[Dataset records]
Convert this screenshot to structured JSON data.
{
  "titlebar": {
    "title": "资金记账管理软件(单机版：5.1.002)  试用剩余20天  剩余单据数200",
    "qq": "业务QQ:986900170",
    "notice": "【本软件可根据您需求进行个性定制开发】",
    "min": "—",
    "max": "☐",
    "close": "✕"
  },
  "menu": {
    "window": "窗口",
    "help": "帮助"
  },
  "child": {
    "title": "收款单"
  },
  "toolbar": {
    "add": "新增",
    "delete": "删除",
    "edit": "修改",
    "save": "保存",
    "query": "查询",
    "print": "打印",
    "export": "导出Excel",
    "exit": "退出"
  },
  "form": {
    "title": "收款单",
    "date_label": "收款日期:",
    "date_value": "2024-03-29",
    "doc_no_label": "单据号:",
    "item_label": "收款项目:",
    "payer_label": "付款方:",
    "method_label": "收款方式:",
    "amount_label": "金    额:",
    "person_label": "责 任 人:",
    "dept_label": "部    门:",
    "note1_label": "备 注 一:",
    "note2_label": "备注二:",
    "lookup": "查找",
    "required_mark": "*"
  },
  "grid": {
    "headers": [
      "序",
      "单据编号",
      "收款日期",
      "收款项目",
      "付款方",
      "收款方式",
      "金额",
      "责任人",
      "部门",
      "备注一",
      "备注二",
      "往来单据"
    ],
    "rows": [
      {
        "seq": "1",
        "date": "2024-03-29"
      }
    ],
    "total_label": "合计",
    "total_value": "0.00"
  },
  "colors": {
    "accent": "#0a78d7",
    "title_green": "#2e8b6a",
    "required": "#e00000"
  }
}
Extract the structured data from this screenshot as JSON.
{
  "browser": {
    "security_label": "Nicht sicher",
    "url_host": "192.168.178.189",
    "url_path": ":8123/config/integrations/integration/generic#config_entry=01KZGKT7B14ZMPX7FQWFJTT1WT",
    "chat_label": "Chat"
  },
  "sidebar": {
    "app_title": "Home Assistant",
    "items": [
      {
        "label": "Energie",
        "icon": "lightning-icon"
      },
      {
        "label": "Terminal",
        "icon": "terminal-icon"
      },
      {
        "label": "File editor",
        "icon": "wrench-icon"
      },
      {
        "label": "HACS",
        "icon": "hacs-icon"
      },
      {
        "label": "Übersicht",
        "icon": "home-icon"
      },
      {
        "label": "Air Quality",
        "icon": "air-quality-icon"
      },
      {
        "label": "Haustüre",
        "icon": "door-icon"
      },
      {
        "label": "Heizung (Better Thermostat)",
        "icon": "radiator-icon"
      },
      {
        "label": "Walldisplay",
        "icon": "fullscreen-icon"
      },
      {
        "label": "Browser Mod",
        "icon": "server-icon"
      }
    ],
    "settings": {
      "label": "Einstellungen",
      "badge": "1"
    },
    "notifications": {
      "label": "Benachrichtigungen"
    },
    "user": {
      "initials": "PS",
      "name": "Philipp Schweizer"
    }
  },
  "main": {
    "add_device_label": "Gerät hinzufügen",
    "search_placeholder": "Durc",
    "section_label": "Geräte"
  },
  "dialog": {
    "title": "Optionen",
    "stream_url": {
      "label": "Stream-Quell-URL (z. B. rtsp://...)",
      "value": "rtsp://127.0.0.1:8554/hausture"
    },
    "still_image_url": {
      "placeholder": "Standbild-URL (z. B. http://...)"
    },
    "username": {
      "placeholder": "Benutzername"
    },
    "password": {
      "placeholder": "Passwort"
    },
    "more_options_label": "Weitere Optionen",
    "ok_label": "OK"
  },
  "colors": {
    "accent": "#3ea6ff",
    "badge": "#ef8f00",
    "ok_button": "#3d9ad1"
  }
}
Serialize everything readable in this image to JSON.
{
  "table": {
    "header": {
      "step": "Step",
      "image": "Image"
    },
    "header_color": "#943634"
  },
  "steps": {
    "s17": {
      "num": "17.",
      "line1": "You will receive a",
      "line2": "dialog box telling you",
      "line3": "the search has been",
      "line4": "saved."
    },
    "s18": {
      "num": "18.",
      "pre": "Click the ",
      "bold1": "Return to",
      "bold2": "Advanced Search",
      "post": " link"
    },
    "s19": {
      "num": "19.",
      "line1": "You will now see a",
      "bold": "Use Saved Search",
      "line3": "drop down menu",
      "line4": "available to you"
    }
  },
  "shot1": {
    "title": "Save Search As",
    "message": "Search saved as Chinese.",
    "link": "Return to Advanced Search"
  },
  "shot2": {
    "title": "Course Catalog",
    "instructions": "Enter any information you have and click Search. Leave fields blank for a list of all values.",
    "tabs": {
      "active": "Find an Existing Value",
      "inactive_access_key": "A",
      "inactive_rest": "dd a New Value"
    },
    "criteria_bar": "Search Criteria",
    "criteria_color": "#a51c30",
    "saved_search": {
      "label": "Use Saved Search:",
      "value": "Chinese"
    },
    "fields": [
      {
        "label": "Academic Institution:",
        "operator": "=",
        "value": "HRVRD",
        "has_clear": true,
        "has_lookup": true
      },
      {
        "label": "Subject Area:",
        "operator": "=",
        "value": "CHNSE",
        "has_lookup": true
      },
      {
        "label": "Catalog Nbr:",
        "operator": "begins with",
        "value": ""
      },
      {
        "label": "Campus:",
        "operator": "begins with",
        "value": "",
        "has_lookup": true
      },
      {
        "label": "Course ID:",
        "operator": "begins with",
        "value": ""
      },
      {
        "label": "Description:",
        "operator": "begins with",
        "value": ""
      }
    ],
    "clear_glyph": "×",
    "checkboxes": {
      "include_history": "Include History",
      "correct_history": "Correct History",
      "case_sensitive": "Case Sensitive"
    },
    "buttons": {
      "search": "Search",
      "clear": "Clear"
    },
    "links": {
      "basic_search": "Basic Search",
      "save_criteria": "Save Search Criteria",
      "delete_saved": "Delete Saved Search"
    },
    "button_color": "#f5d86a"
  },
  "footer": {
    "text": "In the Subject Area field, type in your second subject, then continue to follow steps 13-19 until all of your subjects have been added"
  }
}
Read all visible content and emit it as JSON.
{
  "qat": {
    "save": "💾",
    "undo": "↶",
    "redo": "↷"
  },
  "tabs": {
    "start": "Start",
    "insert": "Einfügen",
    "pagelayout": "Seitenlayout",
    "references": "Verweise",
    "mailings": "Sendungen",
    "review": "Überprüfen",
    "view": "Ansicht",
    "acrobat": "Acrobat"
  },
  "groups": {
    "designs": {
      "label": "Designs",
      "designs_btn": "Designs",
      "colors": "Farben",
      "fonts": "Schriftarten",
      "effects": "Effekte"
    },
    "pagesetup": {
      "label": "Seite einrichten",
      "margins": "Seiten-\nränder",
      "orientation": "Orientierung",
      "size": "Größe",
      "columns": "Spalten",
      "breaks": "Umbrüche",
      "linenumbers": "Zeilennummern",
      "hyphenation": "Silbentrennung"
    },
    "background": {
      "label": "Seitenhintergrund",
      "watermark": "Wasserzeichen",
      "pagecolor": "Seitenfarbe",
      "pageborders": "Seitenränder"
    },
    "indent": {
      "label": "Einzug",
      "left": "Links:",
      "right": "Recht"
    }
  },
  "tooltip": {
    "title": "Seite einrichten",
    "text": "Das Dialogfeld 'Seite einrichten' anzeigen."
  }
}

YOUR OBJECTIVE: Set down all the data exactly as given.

ANSWER SPACE:
Convert this screenshot to structured JSON data.
{
  "titlebar": {
    "title": "资金记账管理软件(单机版：5.1.002)  试用剩余20天  剩余单据数200",
    "qq": "业务QQ:986900170",
    "notice": "【本软件可根据您需求进行个性定制开发】",
    "min": "—",
    "max": "☐",
    "close": "✕"
  },
  "menu": {
    "window": "窗口",
    "help": "帮助"
  },
  "child": {
    "title": "收款单"
  },
  "toolbar": {
    "add": "新增",
    "delete": "删除",
    "edit": "修改",
    "save": "保存",
    "query": "查询",
    "print": "打印",
    "export": "导出Excel",
    "exit": "退出"
  },
  "form": {
    "title": "收款单",
    "date_label": "收款日期:",
    "date_value": "2024-03-29",
    "doc_no_label": "单据号:",
    "item_label": "收款项目:",
    "payer_label": "付款方:",
    "method_label": "收款方式:",
    "amount_label": "金    额:",
    "person_label": "责 任 人:",
    "dept_label": "部    门:",
    "note1_label": "备 注 一:",
    "note2_label": "备注二:",
    "lookup": "查找",
    "required_mark": "*"
  },
  "grid": {
    "headers": [
      "序",
      "单据编号",
      "收款日期",
      "收款项目",
      "付款方",
      "收款方式",
      "金额",
      "责任人",
      "部门",
      "备注一",
      "备注二",
      "往来单据"
    ],
    "rows": [
      {
        "seq": "1",
        "date": "2024-03-29"
      }
    ],
    "total_label": "合计",
    "total_value": "0.00"
  },
  "colors": {
    "accent": "#0a78d7",
    "title_green": "#2e8b6a",
    "required": "#e00000"
  }
}
Extract the structured data from this screenshot as JSON.
{
  "browser": {
    "security_label": "Nicht sicher",
    "url_host": "192.168.178.189",
    "url_path": ":8123/config/integrations/integration/generic#config_entry=01KZGKT7B14ZMPX7FQWFJTT1WT",
    "chat_label": "Chat"
  },
  "sidebar": {
    "app_title": "Home Assistant",
    "items": [
      {
        "label": "Energie",
        "icon": "lightning-icon"
      },
      {
        "label": "Terminal",
        "icon": "terminal-icon"
      },
      {
        "label": "File editor",
        "icon": "wrench-icon"
      },
      {
        "label": "HACS",
        "icon": "hacs-icon"
      },
      {
        "label": "Übersicht",
        "icon": "home-icon"
      },
      {
        "label": "Air Quality",
        "icon": "air-quality-icon"
      },
      {
        "label": "Haustüre",
        "icon": "door-icon"
      },
      {
        "label": "Heizung (Better Thermostat)",
        "icon": "radiator-icon"
      },
      {
        "label": "Walldisplay",
        "icon": "fullscreen-icon"
      },
      {
        "label": "Browser Mod",
        "icon": "server-icon"
      }
    ],
    "settings": {
      "label": "Einstellungen",
      "badge": "1"
    },
    "notifications": {
      "label": "Benachrichtigungen"
    },
    "user": {
      "initials": "PS",
      "name": "Philipp Schweizer"
    }
  },
  "main": {
    "add_device_label": "Gerät hinzufügen",
    "search_placeholder": "Durc",
    "section_label": "Geräte"
  },
  "dialog": {
    "title": "Optionen",
    "stream_url": {
      "label": "Stream-Quell-URL (z. B. rtsp://...)",
      "value": "rtsp://127.0.0.1:8554/hausture"
    },
    "still_image_url": {
      "placeholder": "Standbild-URL (z. B. http://...)"
    },
    "username": {
      "placeholder": "Benutzername"
    },
    "password": {
      "placeholder": "Passwort"
    },
    "more_options_label": "Weitere Optionen",
    "ok_label": "OK"
  },
  "colors": {
    "accent": "#3ea6ff",
    "badge": "#ef8f00",
    "ok_button": "#3d9ad1"
  }
}
Serialize everything readable in this image to JSON.
{
  "table": {
    "header": {
      "step": "Step",
      "image": "Image"
    },
    "header_color": "#943634"
  },
  "steps": {
    "s17": {
      "num": "17.",
      "line1": "You will receive a",
      "line2": "dialog box telling you",
      "line3": "the search has been",
      "line4": "saved."
    },
    "s18": {
      "num": "18.",
      "pre": "Click the ",
      "bold1": "Return to",
      "bold2": "Advanced Search",
      "post": " link"
    },
    "s19": {
      "num": "19.",
      "line1": "You will now see a",
      "bold": "Use Saved Search",
      "line3": "drop down menu",
      "line4": "available to you"
    }
  },
  "shot1": {
    "title": "Save Search As",
    "message": "Search saved as Chinese.",
    "link": "Return to Advanced Search"
  },
  "shot2": {
    "title": "Course Catalog",
    "instructions": "Enter any information you have and click Search. Leave fields blank for a list of all values.",
    "tabs": {
      "active": "Find an Existing Value",
      "inactive_access_key": "A",
      "inactive_rest": "dd a New Value"
    },
    "criteria_bar": "Search Criteria",
    "criteria_color": "#a51c30",
    "saved_search": {
      "label": "Use Saved Search:",
      "value": "Chinese"
    },
    "fields": [
      {
        "label": "Academic Institution:",
        "operator": "=",
        "value": "HRVRD",
        "has_clear": true,
        "has_lookup": true
      },
      {
        "label": "Subject Area:",
        "operator": "=",
        "value": "CHNSE",
        "has_lookup": true
      },
      {
        "label": "Catalog Nbr:",
        "operator": "begins with",
        "value": ""
      },
      {
        "label": "Campus:",
        "operator": "begins with",
        "value": "",
        "has_lookup": true
      },
      {
        "label": "Course ID:",
        "operator": "begins with",
        "value": ""
      },
      {
        "label": "Description:",
        "operator": "begins with",
        "value": ""
      }
    ],
    "clear_glyph": "×",
    "checkboxes": {
      "include_history": "Include History",
      "correct_history": "Correct History",
      "case_sensitive": "Case Sensitive"
    },
    "buttons": {
      "search": "Search",
      "clear": "Clear"
    },
    "links": {
      "basic_search": "Basic Search",
      "save_criteria": "Save Search Criteria",
      "delete_saved": "Delete Saved Search"
    },
    "button_color": "#f5d86a"
  },
  "footer": {
    "text": "In the Subject Area field, type in your second subject, then continue to follow steps 13-19 until all of your subjects have been added"
  }
}
Read all visible content and emit it as JSON.
{
  "qat": {
    "save": "💾",
    "undo": "↶",
    "redo": "↷"
  },
  "tabs": {
    "start": "Start",
    "insert": "Einfügen",
    "pagelayout": "Seitenlayout",
    "references": "Verweise",
    "mailings": "Sendungen",
    "review": "Überprüfen",
    "view": "Ansicht",
    "acrobat": "Acrobat"
  },
  "groups": {
    "designs": {
      "label": "Designs",
      "designs_btn": "Designs",
      "colors": "Farben",
      "fonts": "Schriftarten",
      "effects": "Effekte"
    },
    "pagesetup": {
      "label": "Seite einrichten",
      "margins": "Seiten-\nränder",
      "orientation": "Orientierung",
      "size": "Größe",
      "columns": "Spalten",
      "breaks": "Umbrüche",
      "linenumbers": "Zeilennummern",
      "hyphenation": "Silbentrennung"
    },
    "background": {
      "label": "Seitenhintergrund",
      "watermark": "Wasserzeichen",
      "pagecolor": "Seitenfarbe",
      "pageborders": "Seitenränder"
    },
    "indent": {
      "label": "Einzug",
      "left": "Links:",
      "right": "Recht"
    }
  },
  "tooltip": {
    "title": "Seite einrichten",
    "text": "Das Dialogfeld 'Seite einrichten' anzeigen."
  }
}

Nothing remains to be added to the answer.